What the exercise asks: Wherever the word "Documents" turns up in a line of the entries, copy that line.

Element data from apps and pages:
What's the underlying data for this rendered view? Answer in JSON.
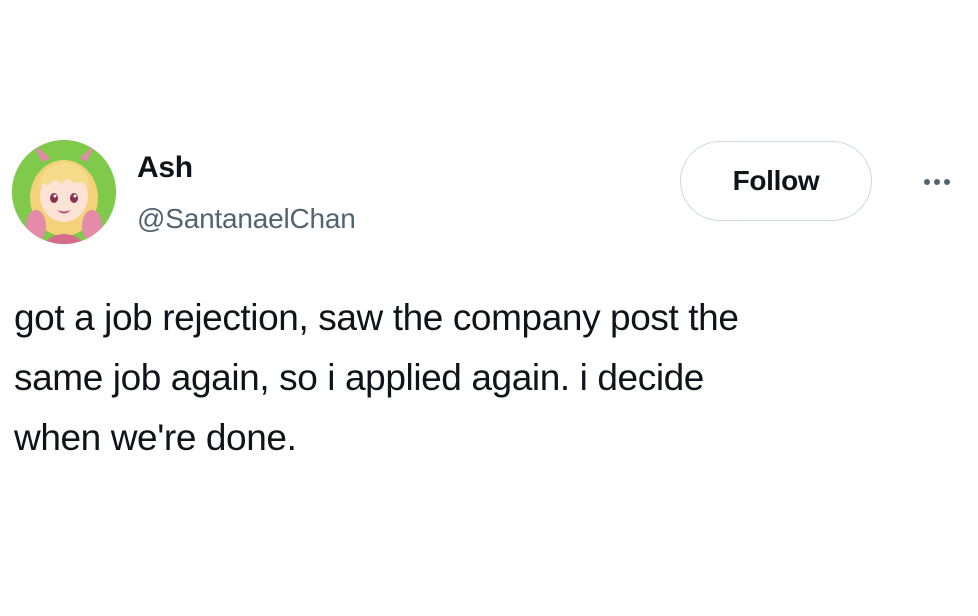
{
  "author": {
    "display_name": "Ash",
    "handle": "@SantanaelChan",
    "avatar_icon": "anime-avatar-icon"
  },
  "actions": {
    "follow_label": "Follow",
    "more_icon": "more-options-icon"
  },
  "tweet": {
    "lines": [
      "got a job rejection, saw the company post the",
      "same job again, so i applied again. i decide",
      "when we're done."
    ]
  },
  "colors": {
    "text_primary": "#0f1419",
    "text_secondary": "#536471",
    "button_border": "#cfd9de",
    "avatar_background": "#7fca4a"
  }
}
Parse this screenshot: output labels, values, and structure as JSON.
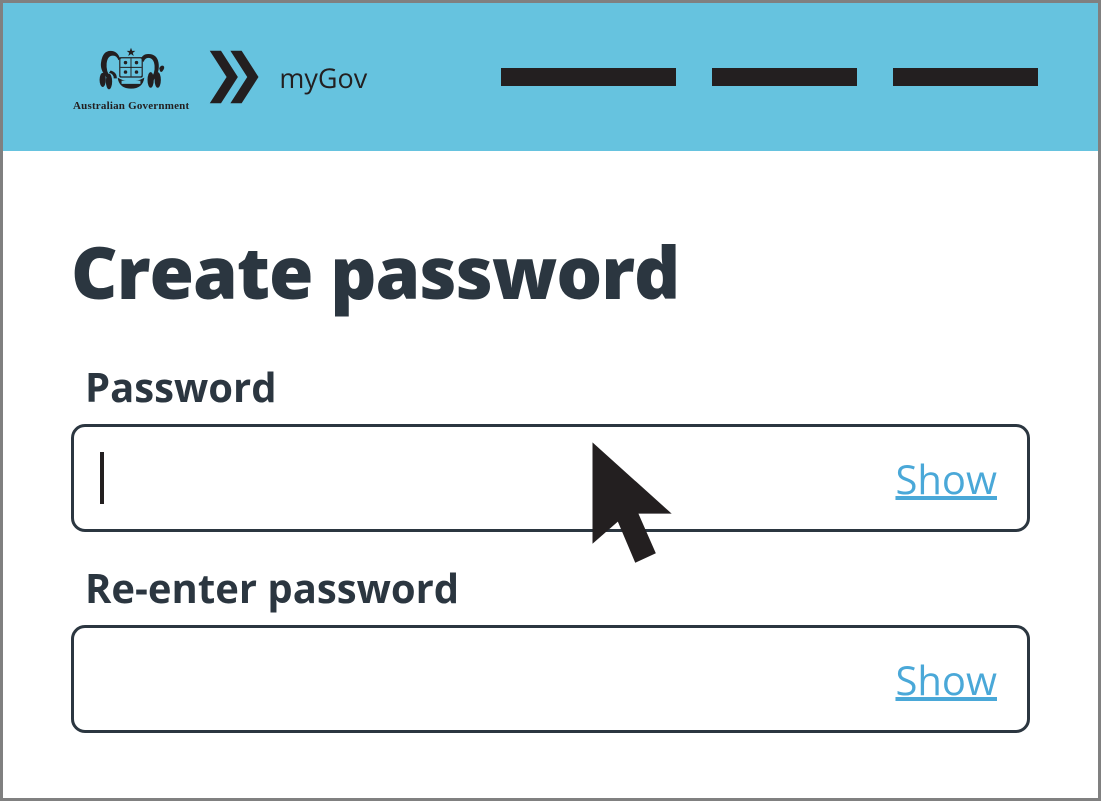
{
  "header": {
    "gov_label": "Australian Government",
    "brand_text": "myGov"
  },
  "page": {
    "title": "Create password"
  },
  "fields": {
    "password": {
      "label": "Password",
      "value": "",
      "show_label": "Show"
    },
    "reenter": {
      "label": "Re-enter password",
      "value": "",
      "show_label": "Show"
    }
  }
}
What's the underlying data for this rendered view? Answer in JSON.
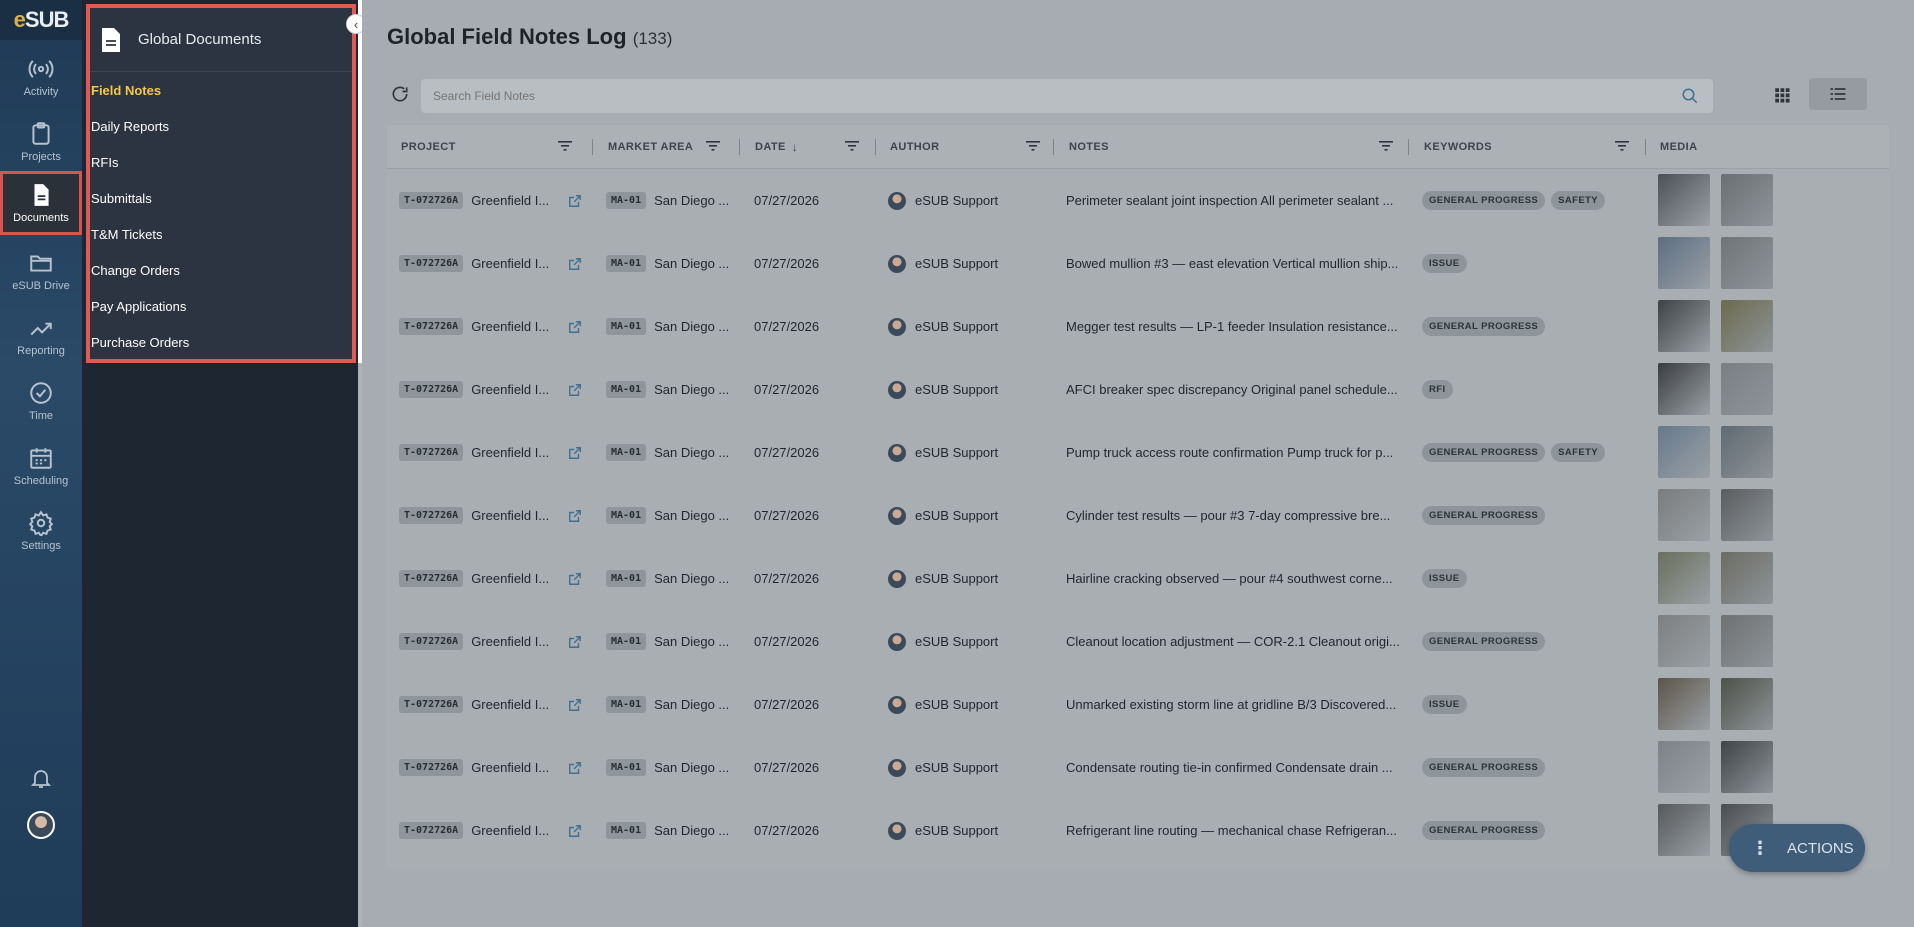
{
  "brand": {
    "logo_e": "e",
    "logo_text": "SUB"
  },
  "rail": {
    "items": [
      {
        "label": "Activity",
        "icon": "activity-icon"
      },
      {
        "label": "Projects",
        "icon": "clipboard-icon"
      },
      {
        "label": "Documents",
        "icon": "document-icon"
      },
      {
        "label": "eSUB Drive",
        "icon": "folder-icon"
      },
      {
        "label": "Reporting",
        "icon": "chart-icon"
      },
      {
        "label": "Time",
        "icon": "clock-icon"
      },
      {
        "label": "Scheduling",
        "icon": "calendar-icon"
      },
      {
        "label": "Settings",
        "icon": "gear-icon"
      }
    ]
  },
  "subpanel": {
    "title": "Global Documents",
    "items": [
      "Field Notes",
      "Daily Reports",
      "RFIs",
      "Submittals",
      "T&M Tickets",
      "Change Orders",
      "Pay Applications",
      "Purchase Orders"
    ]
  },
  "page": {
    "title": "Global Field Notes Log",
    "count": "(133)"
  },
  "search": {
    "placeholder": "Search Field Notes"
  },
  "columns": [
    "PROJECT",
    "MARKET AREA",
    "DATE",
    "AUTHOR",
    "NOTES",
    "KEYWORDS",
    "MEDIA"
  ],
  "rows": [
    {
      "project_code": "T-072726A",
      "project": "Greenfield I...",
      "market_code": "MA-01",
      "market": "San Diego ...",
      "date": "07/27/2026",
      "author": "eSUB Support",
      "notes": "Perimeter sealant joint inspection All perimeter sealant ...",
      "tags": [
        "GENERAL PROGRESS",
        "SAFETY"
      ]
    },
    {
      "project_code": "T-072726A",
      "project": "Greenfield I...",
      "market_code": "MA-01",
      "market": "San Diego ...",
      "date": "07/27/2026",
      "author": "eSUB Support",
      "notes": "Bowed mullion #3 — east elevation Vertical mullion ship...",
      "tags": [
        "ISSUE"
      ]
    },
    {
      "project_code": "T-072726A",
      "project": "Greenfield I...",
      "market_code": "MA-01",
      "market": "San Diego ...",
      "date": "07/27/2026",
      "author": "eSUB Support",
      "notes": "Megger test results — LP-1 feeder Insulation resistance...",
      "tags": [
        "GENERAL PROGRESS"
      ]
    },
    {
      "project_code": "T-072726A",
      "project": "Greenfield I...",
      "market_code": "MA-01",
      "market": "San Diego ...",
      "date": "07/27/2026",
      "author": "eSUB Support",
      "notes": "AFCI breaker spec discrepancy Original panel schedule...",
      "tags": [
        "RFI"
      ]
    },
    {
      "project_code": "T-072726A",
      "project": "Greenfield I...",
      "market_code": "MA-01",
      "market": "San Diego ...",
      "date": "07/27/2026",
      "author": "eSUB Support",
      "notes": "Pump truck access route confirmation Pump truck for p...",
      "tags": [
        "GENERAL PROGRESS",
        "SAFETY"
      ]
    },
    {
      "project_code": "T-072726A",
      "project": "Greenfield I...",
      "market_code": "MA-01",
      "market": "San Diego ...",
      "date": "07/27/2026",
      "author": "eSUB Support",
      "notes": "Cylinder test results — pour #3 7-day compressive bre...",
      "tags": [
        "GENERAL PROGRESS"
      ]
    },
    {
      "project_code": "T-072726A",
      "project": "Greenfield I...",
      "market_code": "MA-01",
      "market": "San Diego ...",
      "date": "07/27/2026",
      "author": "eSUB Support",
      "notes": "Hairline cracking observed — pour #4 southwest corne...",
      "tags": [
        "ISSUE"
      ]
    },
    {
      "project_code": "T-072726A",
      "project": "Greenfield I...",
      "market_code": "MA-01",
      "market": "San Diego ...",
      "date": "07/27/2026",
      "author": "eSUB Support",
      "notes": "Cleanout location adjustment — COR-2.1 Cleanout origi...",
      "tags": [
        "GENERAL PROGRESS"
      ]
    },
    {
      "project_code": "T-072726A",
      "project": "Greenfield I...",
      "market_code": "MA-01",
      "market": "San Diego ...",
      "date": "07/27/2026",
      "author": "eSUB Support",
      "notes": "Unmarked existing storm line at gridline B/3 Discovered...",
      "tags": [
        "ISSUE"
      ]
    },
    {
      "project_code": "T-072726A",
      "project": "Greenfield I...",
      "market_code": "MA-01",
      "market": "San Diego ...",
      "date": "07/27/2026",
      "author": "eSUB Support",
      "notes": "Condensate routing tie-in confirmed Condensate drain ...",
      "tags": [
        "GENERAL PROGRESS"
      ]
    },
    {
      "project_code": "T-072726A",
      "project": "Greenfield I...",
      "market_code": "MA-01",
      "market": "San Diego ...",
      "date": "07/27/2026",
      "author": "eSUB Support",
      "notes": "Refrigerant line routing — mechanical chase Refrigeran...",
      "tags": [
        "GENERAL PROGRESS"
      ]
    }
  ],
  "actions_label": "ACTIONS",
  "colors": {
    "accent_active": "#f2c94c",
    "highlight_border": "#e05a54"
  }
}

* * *

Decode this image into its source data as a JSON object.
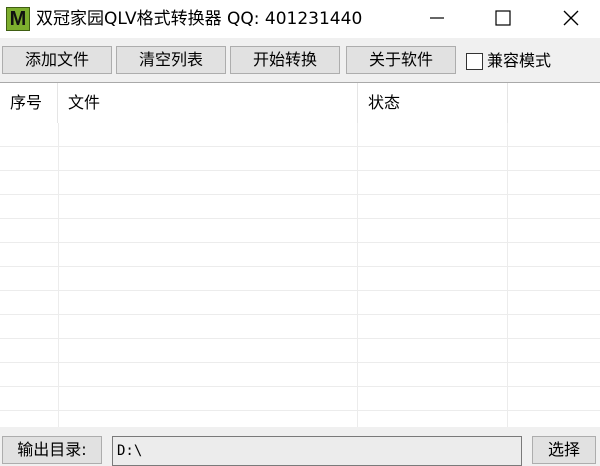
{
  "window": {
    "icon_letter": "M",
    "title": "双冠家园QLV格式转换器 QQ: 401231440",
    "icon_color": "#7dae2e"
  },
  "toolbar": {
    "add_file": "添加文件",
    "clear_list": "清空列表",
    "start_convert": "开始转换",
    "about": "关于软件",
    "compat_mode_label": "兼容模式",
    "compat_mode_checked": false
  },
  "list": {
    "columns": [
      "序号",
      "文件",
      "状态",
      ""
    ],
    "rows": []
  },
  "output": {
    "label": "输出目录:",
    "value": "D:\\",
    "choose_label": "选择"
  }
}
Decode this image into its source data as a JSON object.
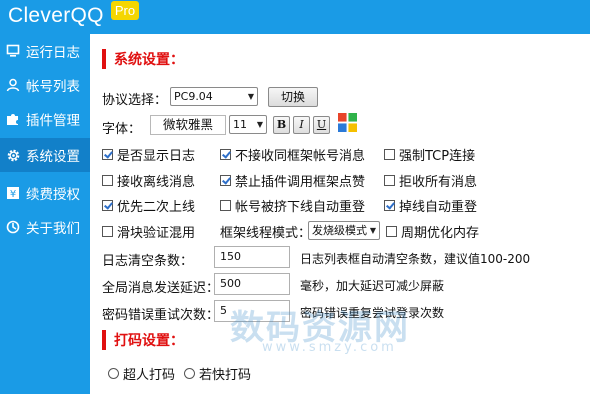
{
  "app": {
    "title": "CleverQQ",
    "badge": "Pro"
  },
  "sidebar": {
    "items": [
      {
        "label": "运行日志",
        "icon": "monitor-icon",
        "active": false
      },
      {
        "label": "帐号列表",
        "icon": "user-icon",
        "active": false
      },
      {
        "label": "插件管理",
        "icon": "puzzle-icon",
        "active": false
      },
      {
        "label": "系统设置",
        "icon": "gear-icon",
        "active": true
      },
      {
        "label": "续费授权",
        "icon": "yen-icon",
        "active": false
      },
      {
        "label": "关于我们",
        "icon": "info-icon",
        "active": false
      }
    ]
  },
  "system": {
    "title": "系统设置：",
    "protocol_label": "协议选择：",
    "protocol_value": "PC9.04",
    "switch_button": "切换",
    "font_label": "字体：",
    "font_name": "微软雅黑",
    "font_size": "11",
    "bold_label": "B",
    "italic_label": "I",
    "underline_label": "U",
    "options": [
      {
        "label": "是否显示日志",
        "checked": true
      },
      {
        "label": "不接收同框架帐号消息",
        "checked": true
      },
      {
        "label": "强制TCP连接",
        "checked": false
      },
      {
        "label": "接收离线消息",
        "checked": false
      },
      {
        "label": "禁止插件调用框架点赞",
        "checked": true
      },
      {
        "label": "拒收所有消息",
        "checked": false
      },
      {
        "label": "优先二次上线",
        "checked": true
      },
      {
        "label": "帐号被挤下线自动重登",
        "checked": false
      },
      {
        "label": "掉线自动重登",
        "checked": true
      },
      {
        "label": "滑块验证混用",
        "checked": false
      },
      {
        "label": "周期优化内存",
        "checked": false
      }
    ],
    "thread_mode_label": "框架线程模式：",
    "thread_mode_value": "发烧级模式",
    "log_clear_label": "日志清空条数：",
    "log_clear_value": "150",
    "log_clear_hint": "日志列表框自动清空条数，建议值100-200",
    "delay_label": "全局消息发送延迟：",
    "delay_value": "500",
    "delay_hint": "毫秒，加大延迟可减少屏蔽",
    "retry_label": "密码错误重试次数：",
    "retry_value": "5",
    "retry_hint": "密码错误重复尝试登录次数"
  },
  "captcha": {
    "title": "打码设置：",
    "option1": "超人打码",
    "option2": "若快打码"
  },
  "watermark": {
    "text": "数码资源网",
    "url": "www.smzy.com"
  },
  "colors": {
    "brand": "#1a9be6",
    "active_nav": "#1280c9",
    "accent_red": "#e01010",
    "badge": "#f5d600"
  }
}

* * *

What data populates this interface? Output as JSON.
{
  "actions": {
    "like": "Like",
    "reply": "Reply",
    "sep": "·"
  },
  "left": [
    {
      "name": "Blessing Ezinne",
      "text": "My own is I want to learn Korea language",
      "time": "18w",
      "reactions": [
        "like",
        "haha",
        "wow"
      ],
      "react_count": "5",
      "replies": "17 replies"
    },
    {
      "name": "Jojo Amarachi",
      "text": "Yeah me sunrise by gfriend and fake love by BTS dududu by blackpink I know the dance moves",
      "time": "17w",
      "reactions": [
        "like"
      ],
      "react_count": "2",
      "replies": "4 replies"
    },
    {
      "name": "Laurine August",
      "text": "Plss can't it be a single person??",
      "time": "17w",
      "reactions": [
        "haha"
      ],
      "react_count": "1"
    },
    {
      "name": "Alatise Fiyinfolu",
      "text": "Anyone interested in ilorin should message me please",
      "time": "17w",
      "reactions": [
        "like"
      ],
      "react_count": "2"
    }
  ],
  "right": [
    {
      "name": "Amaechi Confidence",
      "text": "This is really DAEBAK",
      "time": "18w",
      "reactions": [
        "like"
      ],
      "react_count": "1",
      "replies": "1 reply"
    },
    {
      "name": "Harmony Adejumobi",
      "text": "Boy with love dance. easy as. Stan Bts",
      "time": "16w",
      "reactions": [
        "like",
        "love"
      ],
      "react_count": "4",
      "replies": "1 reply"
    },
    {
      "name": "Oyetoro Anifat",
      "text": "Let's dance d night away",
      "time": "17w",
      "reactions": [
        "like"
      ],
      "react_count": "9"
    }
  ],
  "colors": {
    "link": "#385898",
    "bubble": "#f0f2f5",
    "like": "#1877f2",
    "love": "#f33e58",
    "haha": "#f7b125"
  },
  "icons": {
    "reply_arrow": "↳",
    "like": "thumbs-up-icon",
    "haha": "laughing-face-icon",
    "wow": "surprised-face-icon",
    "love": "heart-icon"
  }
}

Output for this task:
        "label": "Documents",
    "title": "Global Documents",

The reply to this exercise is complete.